The analysis of English Premier League clubsí reliance on internal versus external sources for new additions to the Örst-team is motivated by relevant labor economics literature. We consider two dimensions for analysis: (i) the extensive margin that drives the selection of youth players in the Örst team, and (ii) the intensive margin that looks at their career lifespan once selected. Two uniquely created data sets are utilized to establish robust results in support of the notion that more reputable youth programs provide greater Örst-team opportunities through internal hiring. Foreign sourced players become more prevalent in the league after the Bosman ruling, and their probability of selection is positively correlated with club stature.

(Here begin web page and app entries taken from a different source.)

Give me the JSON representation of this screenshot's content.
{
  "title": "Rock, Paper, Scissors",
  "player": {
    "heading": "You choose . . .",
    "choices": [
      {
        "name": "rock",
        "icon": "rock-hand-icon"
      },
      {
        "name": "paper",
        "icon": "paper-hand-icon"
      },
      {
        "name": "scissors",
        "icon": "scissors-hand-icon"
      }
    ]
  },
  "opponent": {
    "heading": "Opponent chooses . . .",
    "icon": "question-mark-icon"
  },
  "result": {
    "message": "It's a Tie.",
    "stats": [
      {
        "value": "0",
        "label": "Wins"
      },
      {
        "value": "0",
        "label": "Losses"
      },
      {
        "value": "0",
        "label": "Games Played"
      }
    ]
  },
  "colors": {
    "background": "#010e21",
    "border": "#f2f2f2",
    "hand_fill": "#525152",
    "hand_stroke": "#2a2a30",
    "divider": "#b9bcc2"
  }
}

Survival analysis results validate prior results in terms of youth training reputation of certain clubs, and establishes a presence of heterogeneity at youth club level that signals di§erences in player career prospects generated by their youth training. Further, when the unobserved heterogeneity is modelled using discrete Önite mixtures we get new insights into the role unobservables in the analysis. In particular, two types of players are identiÖed in the data, one type that represents 33% is the one that drives the exits of the youth players. In addition, this model shows that the Bosman ruling positively impacts the career duration of youth players, as opposed to its negative e§ect on Örst-team selection

Additional Metadata

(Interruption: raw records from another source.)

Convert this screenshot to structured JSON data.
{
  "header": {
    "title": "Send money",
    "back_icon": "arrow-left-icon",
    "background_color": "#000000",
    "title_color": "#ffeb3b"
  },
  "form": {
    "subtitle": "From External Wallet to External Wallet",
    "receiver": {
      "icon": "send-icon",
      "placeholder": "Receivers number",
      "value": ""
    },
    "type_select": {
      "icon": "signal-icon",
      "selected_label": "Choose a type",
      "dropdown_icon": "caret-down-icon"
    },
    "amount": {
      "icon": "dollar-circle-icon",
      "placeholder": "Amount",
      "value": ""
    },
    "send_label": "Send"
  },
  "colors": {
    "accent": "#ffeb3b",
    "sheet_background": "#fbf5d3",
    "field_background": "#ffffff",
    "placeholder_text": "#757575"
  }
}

Keywords internal promotion, external hiring, binary resposnse, models, Bosman ruling, duration models
Publisher Department of Economics
Series Carleton Economic Papers
Citation
Radoman, M., & Voia, M.-C. (2015). Internal Promotion in Competitive Sports: Evidence from the English Premier League (No. CEP 15-09). Carleton Economic Papers. Department of Economics.